The Pool is the result of an agreement ("the Pooling Agreement") among the Clubs in the International Group to share all claims which exceed an agreed figure ($5 million in 2000) and thereby provide each other with a working layer of reinsurance at cost. The Pool is in turn protected by excess of loss reinsurance purchased collectively by the Clubs.
The Pool operates very simply. No premium changes hands. Any Club incurring a loss likely to exceed its retention must give notice to all the members of the Pool, and when payments with respect to that claim have exceeded the Club's retention, the Club can bill the other members of the Pool by circulating a "Recovery Statement" showing the amounts due from each Club. Clubs are expected to pay within three weeks of receiving such a Recovery Statement, except if the claim is denominated a "large claim" in which case Clubs are expected to pay their share within 48 hours, provided the appropriate notice has been given.
It is not open to any Club to "second guess" another Club's handling of a claim. The only substantive objection which can be raised is that the claim is not poolable (i.e, it is outside the scope of the Pooling Agreement.)
The percentage contribution which each Club is expected to make to claims on the Pool varies from year to year. The Pooling Agreement contains a formula which takes into account the proportion which each Club's premium, tonnage and claims on the Pool bears to the Group as a whole. The ratio between each Club's payments and receipts is also factored into the calculation. A provisional share is calculated for each Club prior to the start of each insurance year and is subsequently adjusted as premium and tonnage figures are finalized.
The West of England Club has been charged with the
responsibility of keeping the statistics for the Pool and calculating
the Clubs' contributing percentages. Their work is audited every year
by Ernst & Young.
(1) As a member of the International Group Pool, each Club has an obligation to other Group Clubs to underwrite on a prudent basis and to investigate risks to be underwritten.
(2) Although there is no obligation to do so, Pool Clubs can exchange factual information concerning the reasons why a particular entry or prospective entry has been declined without risk of adverse legal consequences from the Member concerned.
(3) If Club A advises Club B that it has declined a risk, indicating particularly vessel condition or management as the background to that, Club B should take care that by accepting the risk it is not in breach of the obligation set out under (1) above.
(4) If Club A does not advise Club B that it has declined a
risk, and the prospective new Member fails to advise Club B that his
business has been declined by Club A, giving the reasons, this may
amount to non disclosure by the new Member and entitle Club B, having
accepted the risk, to avoid the policy if it subsequently discovers
these facts.1 Indeed, Club B
may be obliged to avoid the policy in order to protect the interests of
1 See Knight v. US

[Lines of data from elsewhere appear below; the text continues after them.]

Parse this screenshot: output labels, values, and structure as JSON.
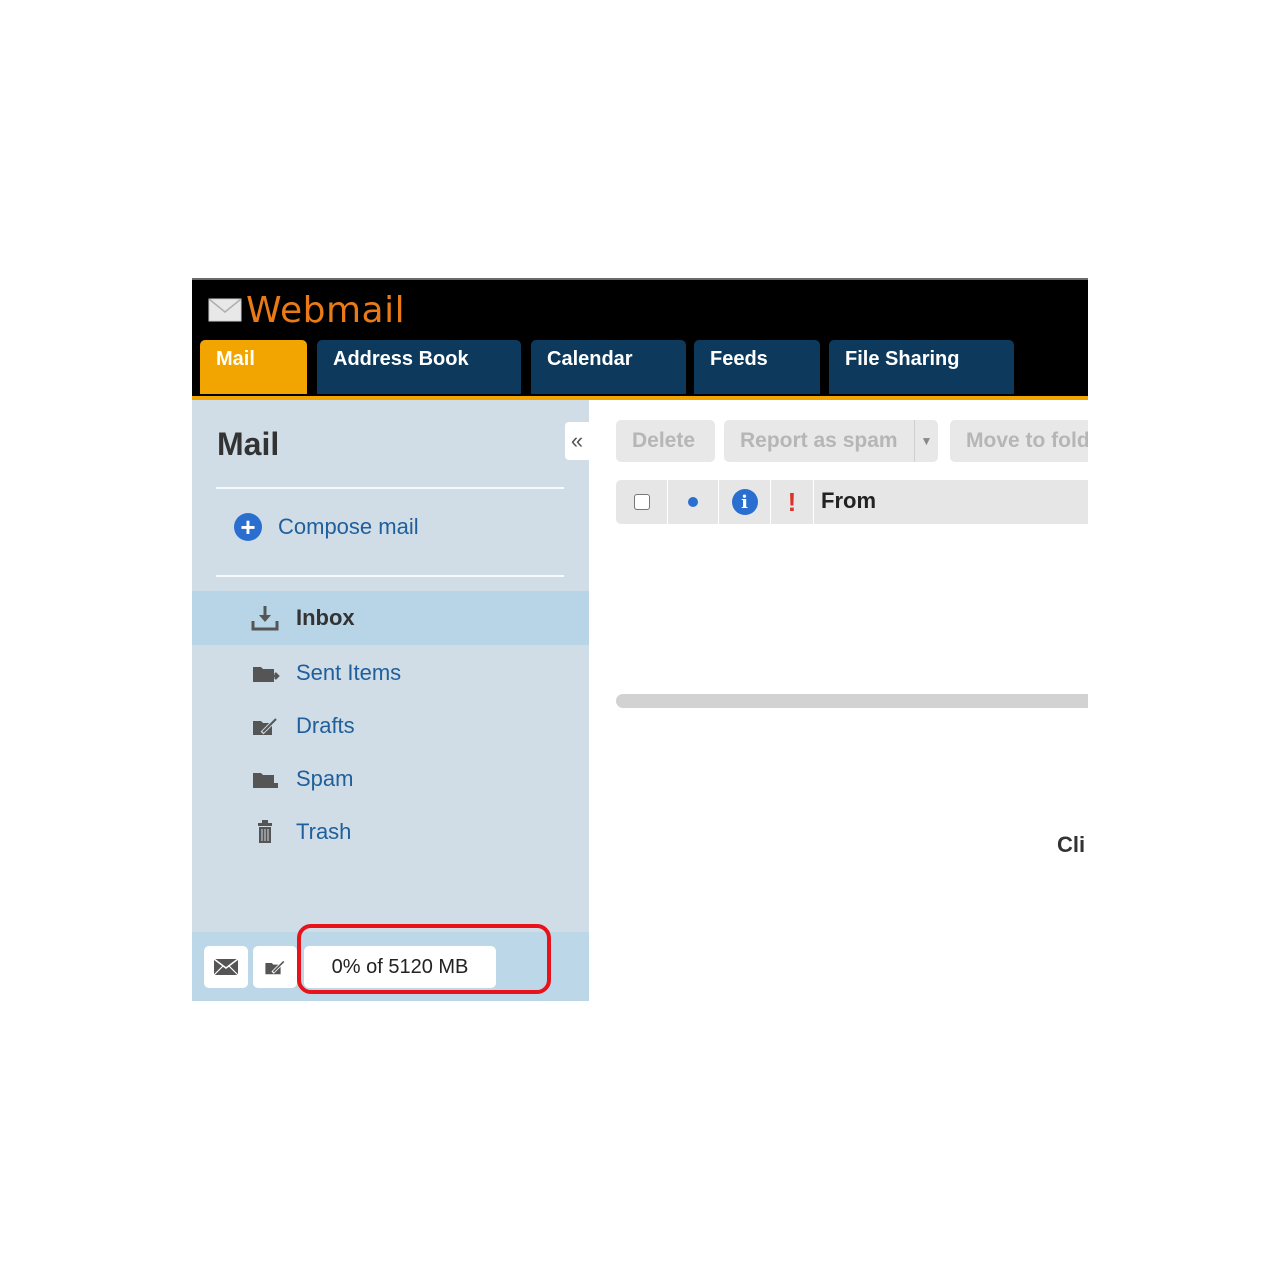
{
  "app": {
    "logo_text": "Webmail"
  },
  "tabs": [
    {
      "label": "Mail",
      "active": true
    },
    {
      "label": "Address Book",
      "active": false
    },
    {
      "label": "Calendar",
      "active": false
    },
    {
      "label": "Feeds",
      "active": false
    },
    {
      "label": "File Sharing",
      "active": false
    }
  ],
  "sidebar": {
    "title": "Mail",
    "collapse_icon": "«",
    "compose_label": "Compose mail",
    "folders": [
      {
        "label": "Inbox",
        "icon": "inbox-download-icon",
        "active": true
      },
      {
        "label": "Sent Items",
        "icon": "sent-folder-icon",
        "active": false
      },
      {
        "label": "Drafts",
        "icon": "drafts-folder-icon",
        "active": false
      },
      {
        "label": "Spam",
        "icon": "spam-folder-icon",
        "active": false
      },
      {
        "label": "Trash",
        "icon": "trash-icon",
        "active": false
      }
    ],
    "quota_text": "0% of 5120 MB",
    "quota_percent": 0
  },
  "toolbar": {
    "delete_label": "Delete",
    "report_spam_label": "Report as spam",
    "move_label": "Move to fold"
  },
  "list": {
    "from_label": "From",
    "flag_symbol": "!",
    "info_symbol": "i"
  },
  "main": {
    "partial_text": "Cli"
  },
  "colors": {
    "accent": "#f2a500",
    "header_bg": "#000000",
    "tab_bg": "#0d3a5c",
    "logo": "#e97a16",
    "link": "#1f5f9b",
    "highlight": "#e8121a"
  }
}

Fire Insurance, 1987 AMC 1 (2d Cir. 1986); Arnould on Marine
Insurance 642n75; CTI v. Oceanus
 1 Lloyd's Rep. 476 (Stephenson, L.J.),
in which the learned judge wrote:
I must briefly mention two other matters on which the learned Judge relied in this connection at p. 200 of the report. First, he relied on the rule in the marine market that a prior refusal to insure is irrelevant, having previously cited the decision of Mr. Justice Scrutton in Glasgow Assurance Corporation v. William Symondson & Co., (1911) Com. Cas. 109. He went on to say: If a previous refusal to quote at a particular rate is immaterial, it follows, to my mind, that the appearance of having quoted at a particular rate must also be immaterial. With great respect, I think that this is wholly fallacious where, as here, the prior rates form part of the presentation on which the succeeding underwriter is invited to base a quotation. Of course, if Mr. Fleetwood had approached someone else before Mr. Lee, that underwriter's quotation, or refusal to quote, would not have been disclosable to Mr. Lee, any more than there was any duty to disclose to Lloyd's or to Mr. Lee the alternative quotations which A. & A. obtained from other insurers. It was in this sense that Mr. Justice Scrutton discussed the rule in the Glasgow Assurance case.